The original posting and images can be viewed at
The inspiration for this lesson came from a twitter posting by @KQEDedspace this past Wednesday.
In that post, author Matthew Williams lays out a brief history of memes, provides tutorials for their creation using the imugr meme generator, and models an academic application for making memes.
That same day in class, my students had begun working with the ‘Tres Riches Heures,’ a French Gothic illumination that details late medieval life in each month of the calendar year. As little textual evidence survives that documents the everyday lives of “average” individuals, my students mined the images from the calendar to answer three questions:
- What do you observe in your images?
- How do you know it’s important?
- What is the text/subtext conveyed by the artists?
Working in pairs and small groups, they created Google Docs that shared their initial thinkings about these images and their answers to these questions. When they returned to class the next day, I greeted them with the following page in the class VLE:
The page provided students with that day’s assignment and explained the connection to and application of their Google Docs. It linked, via embedded video, to the YouTube playlist that explained memes, the steps in creating them, and the academic application of them. Additionally, I provided my own example, based upon a popular background, because hey, if Icould do it, of course THEY could:
Finally, I provided a “Disclaimer about Memes in the wild” and the sometimes NSFW content they employ.
This disclaimer especially got the students’ attentions, and they were inquisitive as to why I would provide them access to a resource (imugr) that may at times, though not always, include material we may consider inappropriate.

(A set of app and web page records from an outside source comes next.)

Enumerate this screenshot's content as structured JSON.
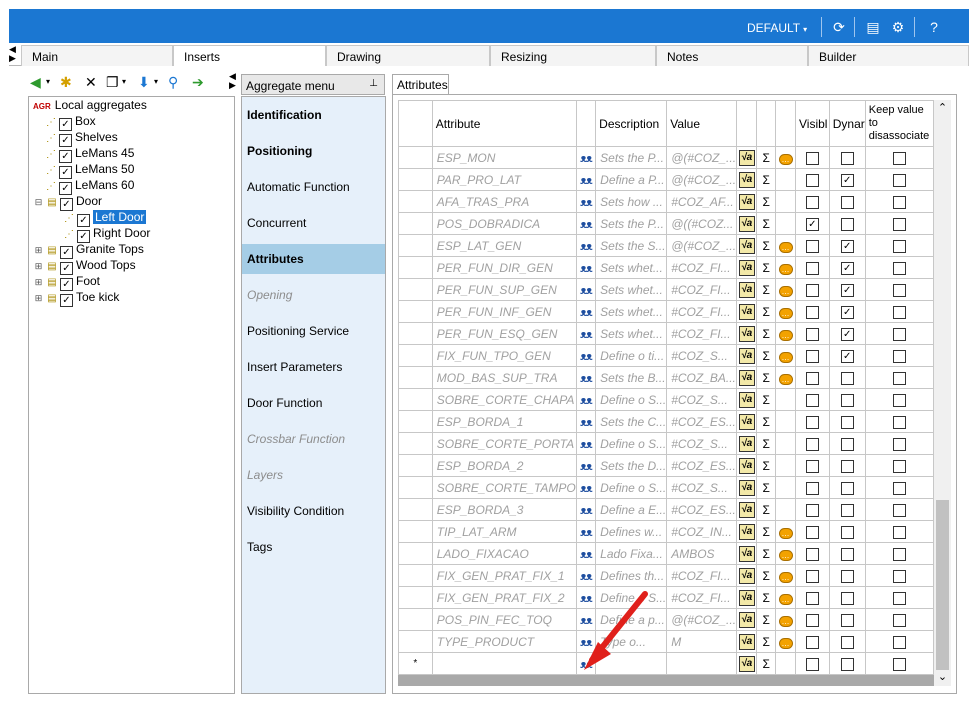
{
  "topbar": {
    "preset": "DEFAULT",
    "icons": [
      "refresh-icon",
      "catalog-icon",
      "settings-icon",
      "help-icon"
    ]
  },
  "tabs": [
    "Main",
    "Inserts",
    "Drawing",
    "Resizing",
    "Notes",
    "Builder"
  ],
  "active_tab": "Inserts",
  "tree": {
    "root": {
      "tag": "AGR",
      "label": "Local aggregates"
    },
    "items": [
      {
        "label": "Box",
        "checked": true
      },
      {
        "label": "Shelves",
        "checked": true
      },
      {
        "label": "LeMans 45",
        "checked": true
      },
      {
        "label": "LeMans 50",
        "checked": true
      },
      {
        "label": "LeMans 60",
        "checked": true
      },
      {
        "label": "Door",
        "checked": true
      },
      {
        "label": "Left Door",
        "checked": true,
        "selected": true
      },
      {
        "label": "Right Door",
        "checked": true
      },
      {
        "label": "Granite Tops",
        "checked": true
      },
      {
        "label": "Wood Tops",
        "checked": true
      },
      {
        "label": "Foot",
        "checked": true
      },
      {
        "label": "Toe kick",
        "checked": true
      }
    ]
  },
  "menu": {
    "title": "Aggregate menu",
    "items": [
      {
        "label": "Identification",
        "style": "bold"
      },
      {
        "label": "Positioning",
        "style": "bold"
      },
      {
        "label": "Automatic Function",
        "style": "normal"
      },
      {
        "label": "Concurrent",
        "style": "normal"
      },
      {
        "label": "Attributes",
        "style": "active"
      },
      {
        "label": "Opening",
        "style": "dim"
      },
      {
        "label": "Positioning Service",
        "style": "normal"
      },
      {
        "label": "Insert Parameters",
        "style": "normal"
      },
      {
        "label": "Door Function",
        "style": "normal"
      },
      {
        "label": "Crossbar Function",
        "style": "dim"
      },
      {
        "label": "Layers",
        "style": "dim"
      },
      {
        "label": "Visibility Condition",
        "style": "normal"
      },
      {
        "label": "Tags",
        "style": "normal"
      }
    ]
  },
  "attributes_tab": "Attributes",
  "columns": {
    "attribute": "Attribute",
    "description": "Description",
    "value": "Value",
    "visible": "Visibl",
    "dynamic": "Dynar",
    "keep": "Keep value to disassociate"
  },
  "rows": [
    {
      "attr": "ESP_MON",
      "desc": "Sets the P...",
      "value": "@(#COZ_...",
      "bubble": true,
      "vis": false,
      "dyn": false,
      "keep": false
    },
    {
      "attr": "PAR_PRO_LAT",
      "desc": "Define a P...",
      "value": "@(#COZ_...",
      "bubble": false,
      "vis": false,
      "dyn": true,
      "keep": false
    },
    {
      "attr": "AFA_TRAS_PRA",
      "desc": "Sets how ...",
      "value": "#COZ_AF...",
      "bubble": false,
      "vis": false,
      "dyn": false,
      "keep": false
    },
    {
      "attr": "POS_DOBRADICA",
      "desc": "Sets the P...",
      "value": "@((#COZ...",
      "bubble": false,
      "vis": true,
      "dyn": false,
      "keep": false
    },
    {
      "attr": "ESP_LAT_GEN",
      "desc": "Sets the S...",
      "value": "@(#COZ_...",
      "bubble": true,
      "vis": false,
      "dyn": true,
      "keep": false
    },
    {
      "attr": "PER_FUN_DIR_GEN",
      "desc": "Sets whet...",
      "value": "#COZ_FI...",
      "bubble": true,
      "vis": false,
      "dyn": true,
      "keep": false
    },
    {
      "attr": "PER_FUN_SUP_GEN",
      "desc": "Sets whet...",
      "value": "#COZ_FI...",
      "bubble": true,
      "vis": false,
      "dyn": true,
      "keep": false
    },
    {
      "attr": "PER_FUN_INF_GEN",
      "desc": "Sets whet...",
      "value": "#COZ_FI...",
      "bubble": true,
      "vis": false,
      "dyn": true,
      "keep": false
    },
    {
      "attr": "PER_FUN_ESQ_GEN",
      "desc": "Sets whet...",
      "value": "#COZ_FI...",
      "bubble": true,
      "vis": false,
      "dyn": true,
      "keep": false
    },
    {
      "attr": "FIX_FUN_TPO_GEN",
      "desc": "Define o ti...",
      "value": "#COZ_S...",
      "bubble": true,
      "vis": false,
      "dyn": true,
      "keep": false
    },
    {
      "attr": "MOD_BAS_SUP_TRA",
      "desc": "Sets the B...",
      "value": "#COZ_BA...",
      "bubble": true,
      "vis": false,
      "dyn": false,
      "keep": false
    },
    {
      "attr": "SOBRE_CORTE_CHAPA",
      "desc": "Define o S...",
      "value": "#COZ_S...",
      "bubble": false,
      "vis": false,
      "dyn": false,
      "keep": false
    },
    {
      "attr": "ESP_BORDA_1",
      "desc": "Sets the C...",
      "value": "#COZ_ES...",
      "bubble": false,
      "vis": false,
      "dyn": false,
      "keep": false
    },
    {
      "attr": "SOBRE_CORTE_PORTA",
      "desc": "Define o S...",
      "value": "#COZ_S...",
      "bubble": false,
      "vis": false,
      "dyn": false,
      "keep": false
    },
    {
      "attr": "ESP_BORDA_2",
      "desc": "Sets the D...",
      "value": "#COZ_ES...",
      "bubble": false,
      "vis": false,
      "dyn": false,
      "keep": false
    },
    {
      "attr": "SOBRE_CORTE_TAMPO",
      "desc": "Define o S...",
      "value": "#COZ_S...",
      "bubble": false,
      "vis": false,
      "dyn": false,
      "keep": false
    },
    {
      "attr": "ESP_BORDA_3",
      "desc": "Define a E...",
      "value": "#COZ_ES...",
      "bubble": false,
      "vis": false,
      "dyn": false,
      "keep": false
    },
    {
      "attr": "TIP_LAT_ARM",
      "desc": "Defines w...",
      "value": "#COZ_IN...",
      "bubble": true,
      "vis": false,
      "dyn": false,
      "keep": false
    },
    {
      "attr": "LADO_FIXACAO",
      "desc": "Lado Fixa...",
      "value": "AMBOS",
      "bubble": true,
      "vis": false,
      "dyn": false,
      "keep": false
    },
    {
      "attr": "FIX_GEN_PRAT_FIX_1",
      "desc": "Defines th...",
      "value": "#COZ_FI...",
      "bubble": true,
      "vis": false,
      "dyn": false,
      "keep": false
    },
    {
      "attr": "FIX_GEN_PRAT_FIX_2",
      "desc": "Define o S...",
      "value": "#COZ_FI...",
      "bubble": true,
      "vis": false,
      "dyn": false,
      "keep": false
    },
    {
      "attr": "POS_PIN_FEC_TOQ",
      "desc": "Define a p...",
      "value": "@(#COZ_...",
      "bubble": true,
      "vis": false,
      "dyn": false,
      "keep": false
    },
    {
      "attr": "TYPE_PRODUCT",
      "desc": "Type o...",
      "value": "M",
      "bubble": true,
      "vis": false,
      "dyn": false,
      "keep": false
    }
  ],
  "new_row_marker": "*",
  "colors": {
    "accent": "#1b77d2",
    "menu_bg": "#e6f0fa",
    "menu_active": "#a5cde6",
    "arrow": "#e0201b"
  }
}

This led to a useful initial discussion about digital citizenship and censorship, and I included a link within the page to resources justifying my decision.
Students then self-selected whether to work as individuals or with their initial pairing/small group, and set to work with the resources provided them.
At the close of the period, students shared the imugr direct links to their created memes with me. Here is a selection of their work:
At the next class meeting, I will ask students to reflect in writing upon the words they chose to include in order to more explicitly convey the subtext they identified in their images. I also hope this reflection will help to clarify the depth of understanding I believe is emerging in my students’ thinking, as well as to justify this exercise to a critical audience that might otherwise see “just a silly exercise.”